Warning: content may be triggering.



Monday, February 07, 2022

Project Hail Mary

"Project Hail Mary" by Andy Weir is a fantastic read. The author has done the impossible: written a book that's even better than his previous bestseller "The Martian".

This novel has everything: the heart, the pace, the science, the unexpected yet perfect ending.

Whether you're into SF, think you might like to try an SF book, or are vehemently against SF, you should read it.




Thursday, February 03, 2022

One Step Too Far

"One Step Too Far" by Lisa Gardner sees the return of Frankie Elkin, and that's really all you need to know before you rush out to buy a copy (or open a new tab to buy a copy, whatever your preference- mine is to get it in audio format and I can tell you, the performer does a good job). 

For those who need to know the plot, it's about finding people gone missing in the mountainous forests of the Popo Agie Wilderness in Wyoming.
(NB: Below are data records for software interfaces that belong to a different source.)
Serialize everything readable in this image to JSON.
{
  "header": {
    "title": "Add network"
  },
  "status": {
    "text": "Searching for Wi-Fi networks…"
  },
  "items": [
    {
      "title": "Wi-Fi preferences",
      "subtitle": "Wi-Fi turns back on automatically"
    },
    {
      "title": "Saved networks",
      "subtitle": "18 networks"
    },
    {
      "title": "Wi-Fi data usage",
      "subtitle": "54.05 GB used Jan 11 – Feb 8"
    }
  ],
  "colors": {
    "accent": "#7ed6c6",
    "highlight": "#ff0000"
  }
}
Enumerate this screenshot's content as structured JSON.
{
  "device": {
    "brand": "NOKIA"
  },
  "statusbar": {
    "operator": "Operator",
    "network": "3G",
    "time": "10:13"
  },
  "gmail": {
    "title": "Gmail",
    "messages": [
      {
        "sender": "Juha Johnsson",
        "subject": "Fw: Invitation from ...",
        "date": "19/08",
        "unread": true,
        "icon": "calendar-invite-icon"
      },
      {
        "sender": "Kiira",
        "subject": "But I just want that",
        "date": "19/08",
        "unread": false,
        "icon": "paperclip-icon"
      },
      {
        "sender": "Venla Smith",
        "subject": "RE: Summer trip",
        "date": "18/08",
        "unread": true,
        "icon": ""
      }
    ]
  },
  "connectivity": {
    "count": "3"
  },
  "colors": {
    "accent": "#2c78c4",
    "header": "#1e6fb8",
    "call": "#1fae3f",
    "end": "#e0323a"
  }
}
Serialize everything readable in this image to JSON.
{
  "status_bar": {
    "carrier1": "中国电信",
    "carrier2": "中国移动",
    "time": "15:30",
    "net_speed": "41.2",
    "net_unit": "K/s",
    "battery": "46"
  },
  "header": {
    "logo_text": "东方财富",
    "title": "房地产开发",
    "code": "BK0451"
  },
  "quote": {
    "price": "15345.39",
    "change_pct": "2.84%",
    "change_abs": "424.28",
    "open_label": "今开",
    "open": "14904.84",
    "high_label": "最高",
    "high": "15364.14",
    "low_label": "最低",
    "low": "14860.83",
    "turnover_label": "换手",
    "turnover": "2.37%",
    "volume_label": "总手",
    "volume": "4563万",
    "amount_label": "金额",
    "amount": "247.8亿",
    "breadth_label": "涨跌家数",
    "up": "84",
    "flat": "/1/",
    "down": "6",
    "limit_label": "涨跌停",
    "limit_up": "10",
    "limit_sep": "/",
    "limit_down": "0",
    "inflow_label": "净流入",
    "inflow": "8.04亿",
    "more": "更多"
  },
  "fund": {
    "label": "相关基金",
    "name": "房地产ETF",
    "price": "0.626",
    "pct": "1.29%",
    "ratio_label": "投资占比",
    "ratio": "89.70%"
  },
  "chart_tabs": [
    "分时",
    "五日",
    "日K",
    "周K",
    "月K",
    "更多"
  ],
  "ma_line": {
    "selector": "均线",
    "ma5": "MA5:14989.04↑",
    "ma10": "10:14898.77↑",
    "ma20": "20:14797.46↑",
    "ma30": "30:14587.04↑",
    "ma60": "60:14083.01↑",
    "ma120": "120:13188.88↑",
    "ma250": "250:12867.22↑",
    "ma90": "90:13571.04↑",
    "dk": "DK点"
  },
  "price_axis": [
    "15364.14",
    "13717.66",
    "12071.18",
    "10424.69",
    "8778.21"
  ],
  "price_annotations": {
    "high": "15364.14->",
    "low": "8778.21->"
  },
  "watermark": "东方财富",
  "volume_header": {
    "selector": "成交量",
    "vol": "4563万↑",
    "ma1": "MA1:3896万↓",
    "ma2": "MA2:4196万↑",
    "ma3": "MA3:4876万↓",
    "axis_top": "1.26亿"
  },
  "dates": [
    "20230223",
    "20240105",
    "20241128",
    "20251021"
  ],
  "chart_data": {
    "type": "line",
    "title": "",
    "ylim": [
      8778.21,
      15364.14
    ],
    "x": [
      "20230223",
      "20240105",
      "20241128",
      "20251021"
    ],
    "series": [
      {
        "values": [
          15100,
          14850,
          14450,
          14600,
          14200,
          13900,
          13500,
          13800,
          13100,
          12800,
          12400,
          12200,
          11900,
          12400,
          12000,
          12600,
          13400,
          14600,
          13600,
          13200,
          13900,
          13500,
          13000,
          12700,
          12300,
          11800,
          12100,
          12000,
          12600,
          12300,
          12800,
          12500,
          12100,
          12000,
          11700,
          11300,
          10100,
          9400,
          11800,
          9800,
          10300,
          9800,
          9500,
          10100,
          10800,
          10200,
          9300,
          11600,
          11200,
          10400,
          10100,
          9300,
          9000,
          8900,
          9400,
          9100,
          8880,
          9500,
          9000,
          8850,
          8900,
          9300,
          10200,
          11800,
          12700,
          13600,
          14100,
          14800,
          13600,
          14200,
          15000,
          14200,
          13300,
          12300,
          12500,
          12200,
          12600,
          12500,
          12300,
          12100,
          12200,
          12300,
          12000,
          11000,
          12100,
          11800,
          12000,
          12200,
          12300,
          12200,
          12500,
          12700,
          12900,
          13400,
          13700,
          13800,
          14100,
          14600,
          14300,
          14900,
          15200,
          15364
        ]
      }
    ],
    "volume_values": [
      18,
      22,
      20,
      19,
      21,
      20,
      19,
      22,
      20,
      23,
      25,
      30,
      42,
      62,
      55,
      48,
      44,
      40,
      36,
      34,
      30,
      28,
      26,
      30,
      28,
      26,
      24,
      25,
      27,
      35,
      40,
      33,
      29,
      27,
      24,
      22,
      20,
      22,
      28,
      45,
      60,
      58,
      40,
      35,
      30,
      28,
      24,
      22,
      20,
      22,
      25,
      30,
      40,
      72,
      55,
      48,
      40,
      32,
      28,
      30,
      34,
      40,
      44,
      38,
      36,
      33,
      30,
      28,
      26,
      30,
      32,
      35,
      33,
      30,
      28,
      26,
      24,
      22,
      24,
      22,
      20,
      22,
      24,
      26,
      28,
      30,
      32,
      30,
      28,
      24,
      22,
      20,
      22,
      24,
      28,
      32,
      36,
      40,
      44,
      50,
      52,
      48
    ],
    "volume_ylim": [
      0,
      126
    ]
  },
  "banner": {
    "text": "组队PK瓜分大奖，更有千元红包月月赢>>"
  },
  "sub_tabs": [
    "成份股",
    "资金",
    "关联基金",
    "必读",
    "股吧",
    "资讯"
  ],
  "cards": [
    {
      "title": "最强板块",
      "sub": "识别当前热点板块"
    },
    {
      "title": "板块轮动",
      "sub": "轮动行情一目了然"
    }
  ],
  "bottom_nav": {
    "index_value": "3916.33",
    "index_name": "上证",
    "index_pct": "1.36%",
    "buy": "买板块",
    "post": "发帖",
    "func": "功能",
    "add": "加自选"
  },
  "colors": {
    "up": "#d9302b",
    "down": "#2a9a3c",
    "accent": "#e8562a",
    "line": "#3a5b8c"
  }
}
There is a bachelor party, secrets, and a delightful search dog called Daisy.

Still need more? Here's the official blurb:

Meet Frankie Elkin, an everyday, average person who specializes in finding missing people. When the locals have given up, when the media has never bothered to care, Frankie takes on the challenge. Her latest mission has brought her to Mattapan, Boston, to find a missing Haitian teen. Eleven months later, Angelique Badeau's disappearance remains a mystery. What happened to the quiet, studious teen? Frankie learns quickly the dangers of asking too many questions, but that won't stop her from learning the truth behind what happened before she disappeared.



Wednesday, January 19, 2022

Three Hours

Three Hours by Rosamund Lupton is a breathless, beautifully written page-turner with a strong theme of human decency, love, courage and heroism. The characters are both extremely realistic and also larger than life. 

Yes, it's about a school shooting. Don't let it prevent you from reading one of the best books I've had the pleasure of reading in the recent months.

Three hours to save people you love. And... go!



Sunday, January 02, 2022

Playing Nice

What if the two-year old boy you were raising as your son turned out to have been swapped shortly after his birth? Would you want to swap him back? What if the other family were richer than yours? What if they were not as nice as you?

This was an intelligent domestic suspense thriller with very believable characters and a story so scary, you just had to keep reading till the end.

Not as creepy as The Girl Before, but just as readable, Playing Nice is a book I want everyone to read.



Invisible Girl

Invisible Girl by Lisa Jewell is a psychological thriller, a page-turner, with a clever plot and on-point pacing. Most importantly, the book has a lot of heart. Difficult topics such as sexual assault and self-harming are handled with sensitivity and skill. There are enough uplifting relationships to remind the reader that people are, essentially, good. 

All the story people felt super-real to me. I enjoyed the female protagonists, Cate and Saffyre. I felt genuinely sorry for the male protagonist, Owen, and the set of circumstances that led to his situation. A minor spoiler: a semi-tamed fox is a very peripheral yet a very lovable character.